Work to complete: Copy the data below verbatim, leaving no line out.

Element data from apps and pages
::::::::::
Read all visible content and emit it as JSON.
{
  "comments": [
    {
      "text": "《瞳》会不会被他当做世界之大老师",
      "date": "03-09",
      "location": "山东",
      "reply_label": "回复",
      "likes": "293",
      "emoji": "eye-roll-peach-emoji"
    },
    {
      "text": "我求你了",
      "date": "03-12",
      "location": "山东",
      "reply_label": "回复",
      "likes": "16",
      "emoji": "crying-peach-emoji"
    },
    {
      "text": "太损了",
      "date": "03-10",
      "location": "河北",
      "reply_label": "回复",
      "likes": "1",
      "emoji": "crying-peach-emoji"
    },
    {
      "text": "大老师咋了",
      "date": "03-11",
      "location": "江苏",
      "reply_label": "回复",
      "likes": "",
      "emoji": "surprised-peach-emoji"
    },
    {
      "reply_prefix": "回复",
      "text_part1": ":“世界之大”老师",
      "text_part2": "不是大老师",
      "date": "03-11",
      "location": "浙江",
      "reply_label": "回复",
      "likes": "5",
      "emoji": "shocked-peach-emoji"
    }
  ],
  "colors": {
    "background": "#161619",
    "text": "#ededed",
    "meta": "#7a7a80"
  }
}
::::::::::
Finished exercise:
Read all visible content and emit it as JSON.
{
  "comments": [
    {
      "text": "《瞳》会不会被他当做世界之大老师",
      "date": "03-09",
      "location": "山东",
      "reply_label": "回复",
      "likes": "293",
      "emoji": "eye-roll-peach-emoji"
    },
    {
      "text": "我求你了",
      "date": "03-12",
      "location": "山东",
      "reply_label": "回复",
      "likes": "16",
      "emoji": "crying-peach-emoji"
    },
    {
      "text": "太损了",
      "date": "03-10",
      "location": "河北",
      "reply_label": "回复",
      "likes": "1",
      "emoji": "crying-peach-emoji"
    },
    {
      "text": "大老师咋了",
      "date": "03-11",
      "location": "江苏",
      "reply_label": "回复",
      "likes": "",
      "emoji": "surprised-peach-emoji"
    },
    {
      "reply_prefix": "回复",
      "text_part1": ":“世界之大”老师",
      "text_part2": "不是大老师",
      "date": "03-11",
      "location": "浙江",
      "reply_label": "回复",
      "likes": "5",
      "emoji": "shocked-peach-emoji"
    }
  ],
  "colors": {
    "background": "#161619",
    "text": "#ededed",
    "meta": "#7a7a80"
  }
}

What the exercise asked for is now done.